SpaceX launches ocean-monitoring satellite

US private spacecraft company SpaceX launched on Sunday morning the Jason-3 ocean-measuring satellite, but failed in its attempt to land the spent first stage of its Falcon 9 rocket on a ship in the Ocean.

A SpaceX Falcon 9 rocket shot into the fog right on time at 10: 42 a.m. PST (1842 GMT) from Vandenberg Air Force Base in central California, sending the Jason-3 ocean-monitoring satellite into orbit, Xinhua reported.

The flight mission features the 180-million-US dollar Jason-3 satellite, a newest member in a series of Earth-observing satellites designed to provide worldwide observations of global sea levels.

The US space agency NASA then confirmed the Jason-3 satellite “ready for science operations! Solar arrays deployed and power positive.”

The international mission Jason-3, led by the National Oceanic and Atmospheric Administration (NOAA) partnering with the US space agency NASA, CNES (the French Space Agency) and the European Organisation for the Exploitation of Meteorological Satellites, will continue to monitor and precisely measure global sea surface heights, observe the intensification of tropical cyclones and support seasonal and coastal forecasts.

Jason-3 data will also benefit fishery management, marine industries and research into human impacts in the world’s oceans. The mission is planned to last at least five years.

For many, it was what happened after the launch that’s most important. Shortly after liftoff, SpaceX tried to land the first stage of the Falcon 9 rocket on a floating drone ship in the ocean, with a landing zone of 150 feet (45.7 meters) by 250 feet (76.2 meters).

But about 25 minutes after the rocket lifted off, SpaceX tweeted, “First stage on target at droneship but looks like hard landing; broke landing leg…Second stage re-ignition successful. Jason-3 satellite has been deployed.”

“After further data review, stage landed softly but leg 3 didn’t lockout.

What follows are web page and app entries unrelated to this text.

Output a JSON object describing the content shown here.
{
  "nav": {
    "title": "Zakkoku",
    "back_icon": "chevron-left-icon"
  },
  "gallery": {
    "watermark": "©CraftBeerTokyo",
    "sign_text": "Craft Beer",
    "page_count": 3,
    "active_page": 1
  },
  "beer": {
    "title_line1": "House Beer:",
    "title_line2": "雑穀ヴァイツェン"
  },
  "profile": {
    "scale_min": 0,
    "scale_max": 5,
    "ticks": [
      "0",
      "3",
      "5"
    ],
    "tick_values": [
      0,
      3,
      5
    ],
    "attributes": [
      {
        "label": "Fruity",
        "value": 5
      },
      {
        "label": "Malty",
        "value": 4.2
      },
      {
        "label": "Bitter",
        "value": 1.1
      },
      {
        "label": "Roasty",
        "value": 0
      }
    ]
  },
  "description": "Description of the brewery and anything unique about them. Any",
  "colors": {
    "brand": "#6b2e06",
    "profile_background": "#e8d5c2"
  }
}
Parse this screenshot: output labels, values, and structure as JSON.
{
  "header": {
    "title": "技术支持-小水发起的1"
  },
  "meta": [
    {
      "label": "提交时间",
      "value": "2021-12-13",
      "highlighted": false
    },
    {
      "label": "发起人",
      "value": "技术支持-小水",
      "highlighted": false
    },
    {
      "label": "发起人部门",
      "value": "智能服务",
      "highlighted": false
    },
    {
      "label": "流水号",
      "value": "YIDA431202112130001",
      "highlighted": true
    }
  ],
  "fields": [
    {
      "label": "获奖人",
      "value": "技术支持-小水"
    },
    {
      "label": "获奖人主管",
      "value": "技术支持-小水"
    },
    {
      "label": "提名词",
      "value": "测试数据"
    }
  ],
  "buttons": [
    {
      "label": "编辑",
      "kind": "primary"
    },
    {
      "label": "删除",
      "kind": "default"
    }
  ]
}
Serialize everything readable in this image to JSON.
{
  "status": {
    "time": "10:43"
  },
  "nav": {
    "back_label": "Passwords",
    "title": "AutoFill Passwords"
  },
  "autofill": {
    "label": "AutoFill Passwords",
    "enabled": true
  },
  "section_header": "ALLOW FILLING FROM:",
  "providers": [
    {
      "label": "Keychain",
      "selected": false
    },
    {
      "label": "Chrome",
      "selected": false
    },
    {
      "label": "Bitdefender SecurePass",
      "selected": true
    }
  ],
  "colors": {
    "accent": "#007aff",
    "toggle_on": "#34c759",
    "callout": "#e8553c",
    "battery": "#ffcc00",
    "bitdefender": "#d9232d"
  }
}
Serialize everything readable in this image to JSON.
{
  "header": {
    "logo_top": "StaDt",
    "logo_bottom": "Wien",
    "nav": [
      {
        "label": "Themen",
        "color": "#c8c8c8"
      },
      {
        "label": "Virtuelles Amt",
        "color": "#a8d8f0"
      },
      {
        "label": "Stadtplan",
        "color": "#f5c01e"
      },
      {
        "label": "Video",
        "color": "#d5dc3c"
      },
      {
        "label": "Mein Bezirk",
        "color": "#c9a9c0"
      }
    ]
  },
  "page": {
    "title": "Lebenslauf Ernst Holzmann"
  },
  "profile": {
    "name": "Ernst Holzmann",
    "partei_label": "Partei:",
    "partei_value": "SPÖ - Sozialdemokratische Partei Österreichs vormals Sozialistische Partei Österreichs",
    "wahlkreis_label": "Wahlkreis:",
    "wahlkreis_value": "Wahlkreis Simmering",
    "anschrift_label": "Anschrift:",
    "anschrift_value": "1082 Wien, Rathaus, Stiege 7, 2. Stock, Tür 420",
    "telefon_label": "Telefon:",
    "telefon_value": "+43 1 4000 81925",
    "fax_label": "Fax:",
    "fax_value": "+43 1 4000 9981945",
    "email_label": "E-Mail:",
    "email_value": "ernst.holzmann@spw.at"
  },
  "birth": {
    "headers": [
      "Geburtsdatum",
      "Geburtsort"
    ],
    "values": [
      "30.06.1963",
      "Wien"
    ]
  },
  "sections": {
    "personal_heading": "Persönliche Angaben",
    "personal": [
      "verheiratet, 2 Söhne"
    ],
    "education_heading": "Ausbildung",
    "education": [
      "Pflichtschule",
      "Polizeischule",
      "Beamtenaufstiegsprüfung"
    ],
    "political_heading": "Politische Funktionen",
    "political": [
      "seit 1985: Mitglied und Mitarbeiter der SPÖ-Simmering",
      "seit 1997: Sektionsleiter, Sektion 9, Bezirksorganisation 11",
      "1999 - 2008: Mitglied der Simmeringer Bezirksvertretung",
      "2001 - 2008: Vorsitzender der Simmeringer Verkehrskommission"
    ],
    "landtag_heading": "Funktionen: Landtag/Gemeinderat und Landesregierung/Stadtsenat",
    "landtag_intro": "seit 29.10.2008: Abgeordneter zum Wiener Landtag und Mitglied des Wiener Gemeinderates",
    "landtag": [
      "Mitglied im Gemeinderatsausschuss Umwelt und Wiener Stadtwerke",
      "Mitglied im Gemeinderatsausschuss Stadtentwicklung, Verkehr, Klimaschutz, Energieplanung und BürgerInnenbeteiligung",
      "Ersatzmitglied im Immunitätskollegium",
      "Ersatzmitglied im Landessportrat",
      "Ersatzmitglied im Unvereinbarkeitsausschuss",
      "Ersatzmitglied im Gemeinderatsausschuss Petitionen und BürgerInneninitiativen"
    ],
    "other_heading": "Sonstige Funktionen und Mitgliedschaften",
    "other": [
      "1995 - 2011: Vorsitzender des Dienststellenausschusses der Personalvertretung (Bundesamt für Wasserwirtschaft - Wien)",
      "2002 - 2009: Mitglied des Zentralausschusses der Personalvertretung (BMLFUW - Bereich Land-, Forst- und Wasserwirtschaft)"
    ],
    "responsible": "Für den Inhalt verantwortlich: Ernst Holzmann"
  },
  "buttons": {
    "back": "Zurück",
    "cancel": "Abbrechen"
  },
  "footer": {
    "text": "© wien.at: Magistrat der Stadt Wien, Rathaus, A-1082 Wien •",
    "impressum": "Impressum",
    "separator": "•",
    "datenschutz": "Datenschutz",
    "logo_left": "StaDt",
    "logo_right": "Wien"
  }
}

Was within 1.3 meters of droneship center,” SpaceX confirmed later.

Kevin Meissner, who used to work for SpaceX, told Xinhua, “the sea landing does not require much fuel because you do not need to turn around and fly all the way back to the land.”

The offshore landing attempt follows on the heels of SpaceX’s successful Falcon 9 rocket landing on a land-based pad at Florida’s Cape Canaveral Air Force Station on December 21, which was considered an important milestone in the space industry and a big step toward making rockets reusable.